START RECORDED DATA
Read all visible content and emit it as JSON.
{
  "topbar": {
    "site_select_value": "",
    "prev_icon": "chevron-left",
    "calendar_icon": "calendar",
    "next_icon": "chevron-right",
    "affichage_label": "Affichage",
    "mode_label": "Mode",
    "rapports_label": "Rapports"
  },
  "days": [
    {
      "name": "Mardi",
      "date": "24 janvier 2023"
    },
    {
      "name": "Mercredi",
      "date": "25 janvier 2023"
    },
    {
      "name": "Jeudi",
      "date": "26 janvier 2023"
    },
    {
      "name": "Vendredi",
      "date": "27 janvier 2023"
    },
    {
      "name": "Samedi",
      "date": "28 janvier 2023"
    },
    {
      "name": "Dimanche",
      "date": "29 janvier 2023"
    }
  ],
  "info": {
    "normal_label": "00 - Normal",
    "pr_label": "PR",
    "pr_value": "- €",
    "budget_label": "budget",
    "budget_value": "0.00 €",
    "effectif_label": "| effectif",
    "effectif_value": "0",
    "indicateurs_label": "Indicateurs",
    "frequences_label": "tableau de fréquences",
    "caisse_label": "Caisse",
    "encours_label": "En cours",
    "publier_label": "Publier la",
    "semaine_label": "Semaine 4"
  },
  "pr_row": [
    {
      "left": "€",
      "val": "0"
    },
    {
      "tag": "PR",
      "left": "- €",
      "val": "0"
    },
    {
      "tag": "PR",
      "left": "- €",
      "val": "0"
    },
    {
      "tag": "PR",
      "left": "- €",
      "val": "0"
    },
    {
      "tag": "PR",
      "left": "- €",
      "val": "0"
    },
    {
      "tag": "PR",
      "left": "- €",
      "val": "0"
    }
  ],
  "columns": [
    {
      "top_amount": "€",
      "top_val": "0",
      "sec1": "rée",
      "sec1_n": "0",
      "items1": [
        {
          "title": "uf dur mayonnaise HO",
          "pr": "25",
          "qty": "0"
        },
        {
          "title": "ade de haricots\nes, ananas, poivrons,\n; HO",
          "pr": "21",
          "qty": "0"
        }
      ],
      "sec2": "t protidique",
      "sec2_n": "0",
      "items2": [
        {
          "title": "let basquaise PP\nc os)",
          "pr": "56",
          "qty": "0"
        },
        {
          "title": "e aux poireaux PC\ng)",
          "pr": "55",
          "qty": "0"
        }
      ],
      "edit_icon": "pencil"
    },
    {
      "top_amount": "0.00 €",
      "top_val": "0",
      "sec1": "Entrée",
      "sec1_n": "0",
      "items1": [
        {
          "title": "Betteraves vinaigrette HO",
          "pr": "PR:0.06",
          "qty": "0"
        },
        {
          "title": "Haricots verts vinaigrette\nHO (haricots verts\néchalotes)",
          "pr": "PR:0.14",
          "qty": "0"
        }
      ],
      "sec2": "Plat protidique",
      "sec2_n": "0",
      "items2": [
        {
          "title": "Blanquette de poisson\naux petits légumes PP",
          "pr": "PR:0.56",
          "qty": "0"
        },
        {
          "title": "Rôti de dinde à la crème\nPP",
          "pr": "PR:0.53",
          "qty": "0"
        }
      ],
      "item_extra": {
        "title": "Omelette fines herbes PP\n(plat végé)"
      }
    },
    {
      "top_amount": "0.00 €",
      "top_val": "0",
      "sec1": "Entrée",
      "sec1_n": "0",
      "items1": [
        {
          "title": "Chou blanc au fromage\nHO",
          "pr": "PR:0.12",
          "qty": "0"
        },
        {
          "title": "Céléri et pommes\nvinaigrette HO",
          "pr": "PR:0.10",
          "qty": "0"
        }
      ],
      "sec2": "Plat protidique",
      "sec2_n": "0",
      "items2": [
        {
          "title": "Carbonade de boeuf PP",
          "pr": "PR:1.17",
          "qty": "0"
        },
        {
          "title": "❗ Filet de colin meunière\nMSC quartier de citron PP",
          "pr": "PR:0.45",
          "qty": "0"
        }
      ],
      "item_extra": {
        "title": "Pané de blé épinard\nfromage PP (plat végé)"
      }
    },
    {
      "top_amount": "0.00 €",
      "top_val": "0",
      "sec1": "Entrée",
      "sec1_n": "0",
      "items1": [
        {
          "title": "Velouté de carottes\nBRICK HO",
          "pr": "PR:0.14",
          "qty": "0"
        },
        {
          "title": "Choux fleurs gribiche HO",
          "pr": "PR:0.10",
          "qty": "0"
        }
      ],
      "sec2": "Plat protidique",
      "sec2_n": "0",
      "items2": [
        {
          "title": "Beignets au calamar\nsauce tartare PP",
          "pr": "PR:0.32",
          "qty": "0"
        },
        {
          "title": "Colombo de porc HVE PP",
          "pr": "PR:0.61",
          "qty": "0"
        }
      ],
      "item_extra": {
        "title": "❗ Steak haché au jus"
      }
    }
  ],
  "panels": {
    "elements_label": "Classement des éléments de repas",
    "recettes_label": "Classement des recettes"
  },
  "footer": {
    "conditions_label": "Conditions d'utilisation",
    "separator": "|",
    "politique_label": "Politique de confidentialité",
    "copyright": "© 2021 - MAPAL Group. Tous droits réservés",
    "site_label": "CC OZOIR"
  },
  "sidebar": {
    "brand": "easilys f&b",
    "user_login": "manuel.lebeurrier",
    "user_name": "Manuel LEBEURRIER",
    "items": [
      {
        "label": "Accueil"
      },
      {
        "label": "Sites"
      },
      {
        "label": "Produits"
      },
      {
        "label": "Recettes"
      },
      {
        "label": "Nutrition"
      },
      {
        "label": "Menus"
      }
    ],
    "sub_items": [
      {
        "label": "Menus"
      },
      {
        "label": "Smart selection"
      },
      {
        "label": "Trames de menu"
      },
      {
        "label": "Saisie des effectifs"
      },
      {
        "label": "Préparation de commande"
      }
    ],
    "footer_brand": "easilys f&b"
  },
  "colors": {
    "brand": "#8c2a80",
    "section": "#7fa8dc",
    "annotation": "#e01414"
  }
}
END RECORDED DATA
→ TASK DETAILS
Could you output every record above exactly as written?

→ OUTPUT OF THE TASK
Read all visible content and emit it as JSON.
{
  "topbar": {
    "site_select_value": "",
    "prev_icon": "chevron-left",
    "calendar_icon": "calendar",
    "next_icon": "chevron-right",
    "affichage_label": "Affichage",
    "mode_label": "Mode",
    "rapports_label": "Rapports"
  },
  "days": [
    {
      "name": "Mardi",
      "date": "24 janvier 2023"
    },
    {
      "name": "Mercredi",
      "date": "25 janvier 2023"
    },
    {
      "name": "Jeudi",
      "date": "26 janvier 2023"
    },
    {
      "name": "Vendredi",
      "date": "27 janvier 2023"
    },
    {
      "name": "Samedi",
      "date": "28 janvier 2023"
    },
    {
      "name": "Dimanche",
      "date": "29 janvier 2023"
    }
  ],
  "info": {
    "normal_label": "00 - Normal",
    "pr_label": "PR",
    "pr_value": "- €",
    "budget_label": "budget",
    "budget_value": "0.00 €",
    "effectif_label": "| effectif",
    "effectif_value": "0",
    "indicateurs_label": "Indicateurs",
    "frequences_label": "tableau de fréquences",
    "caisse_label": "Caisse",
    "encours_label": "En cours",
    "publier_label": "Publier la",
    "semaine_label": "Semaine 4"
  },
  "pr_row": [
    {
      "left": "€",
      "val": "0"
    },
    {
      "tag": "PR",
      "left": "- €",
      "val": "0"
    },
    {
      "tag": "PR",
      "left": "- €",
      "val": "0"
    },
    {
      "tag": "PR",
      "left": "- €",
      "val": "0"
    },
    {
      "tag": "PR",
      "left": "- €",
      "val": "0"
    },
    {
      "tag": "PR",
      "left": "- €",
      "val": "0"
    }
  ],
  "columns": [
    {
      "top_amount": "€",
      "top_val": "0",
      "sec1": "rée",
      "sec1_n": "0",
      "items1": [
        {
          "title": "uf dur mayonnaise HO",
          "pr": "25",
          "qty": "0"
        },
        {
          "title": "ade de haricots\nes, ananas, poivrons,\n; HO",
          "pr": "21",
          "qty": "0"
        }
      ],
      "sec2": "t protidique",
      "sec2_n": "0",
      "items2": [
        {
          "title": "let basquaise PP\nc os)",
          "pr": "56",
          "qty": "0"
        },
        {
          "title": "e aux poireaux PC\ng)",
          "pr": "55",
          "qty": "0"
        }
      ],
      "edit_icon": "pencil"
    },
    {
      "top_amount": "0.00 €",
      "top_val": "0",
      "sec1": "Entrée",
      "sec1_n": "0",
      "items1": [
        {
          "title": "Betteraves vinaigrette HO",
          "pr": "PR:0.06",
          "qty": "0"
        },
        {
          "title": "Haricots verts vinaigrette\nHO (haricots verts\néchalotes)",
          "pr": "PR:0.14",
          "qty": "0"
        }
      ],
      "sec2": "Plat protidique",
      "sec2_n": "0",
      "items2": [
        {
          "title": "Blanquette de poisson\naux petits légumes PP",
          "pr": "PR:0.56",
          "qty": "0"
        },
        {
          "title": "Rôti de dinde à la crème\nPP",
          "pr": "PR:0.53",
          "qty": "0"
        }
      ],
      "item_extra": {
        "title": "Omelette fines herbes PP\n(plat végé)"
      }
    },
    {
      "top_amount": "0.00 €",
      "top_val": "0",
      "sec1": "Entrée",
      "sec1_n": "0",
      "items1": [
        {
          "title": "Chou blanc au fromage\nHO",
          "pr": "PR:0.12",
          "qty": "0"
        },
        {
          "title": "Céléri et pommes\nvinaigrette HO",
          "pr": "PR:0.10",
          "qty": "0"
        }
      ],
      "sec2": "Plat protidique",
      "sec2_n": "0",
      "items2": [
        {
          "title": "Carbonade de boeuf PP",
          "pr": "PR:1.17",
          "qty": "0"
        },
        {
          "title": "❗ Filet de colin meunière\nMSC quartier de citron PP",
          "pr": "PR:0.45",
          "qty": "0"
        }
      ],
      "item_extra": {
        "title": "Pané de blé épinard\nfromage PP (plat végé)"
      }
    },
    {
      "top_amount": "0.00 €",
      "top_val": "0",
      "sec1": "Entrée",
      "sec1_n": "0",
      "items1": [
        {
          "title": "Velouté de carottes\nBRICK HO",
          "pr": "PR:0.14",
          "qty": "0"
        },
        {
          "title": "Choux fleurs gribiche HO",
          "pr": "PR:0.10",
          "qty": "0"
        }
      ],
      "sec2": "Plat protidique",
      "sec2_n": "0",
      "items2": [
        {
          "title": "Beignets au calamar\nsauce tartare PP",
          "pr": "PR:0.32",
          "qty": "0"
        },
        {
          "title": "Colombo de porc HVE PP",
          "pr": "PR:0.61",
          "qty": "0"
        }
      ],
      "item_extra": {
        "title": "❗ Steak haché au jus"
      }
    }
  ],
  "panels": {
    "elements_label": "Classement des éléments de repas",
    "recettes_label": "Classement des recettes"
  },
  "footer": {
    "conditions_label": "Conditions d'utilisation",
    "separator": "|",
    "politique_label": "Politique de confidentialité",
    "copyright": "© 2021 - MAPAL Group. Tous droits réservés",
    "site_label": "CC OZOIR"
  },
  "sidebar": {
    "brand": "easilys f&b",
    "user_login": "manuel.lebeurrier",
    "user_name": "Manuel LEBEURRIER",
    "items": [
      {
        "label": "Accueil"
      },
      {
        "label": "Sites"
      },
      {
        "label": "Produits"
      },
      {
        "label": "Recettes"
      },
      {
        "label": "Nutrition"
      },
      {
        "label": "Menus"
      }
    ],
    "sub_items": [
      {
        "label": "Menus"
      },
      {
        "label": "Smart selection"
      },
      {
        "label": "Trames de menu"
      },
      {
        "label": "Saisie des effectifs"
      },
      {
        "label": "Préparation de commande"
      }
    ],
    "footer_brand": "easilys f&b"
  },
  "colors": {
    "brand": "#8c2a80",
    "section": "#7fa8dc",
    "annotation": "#e01414"
  }
}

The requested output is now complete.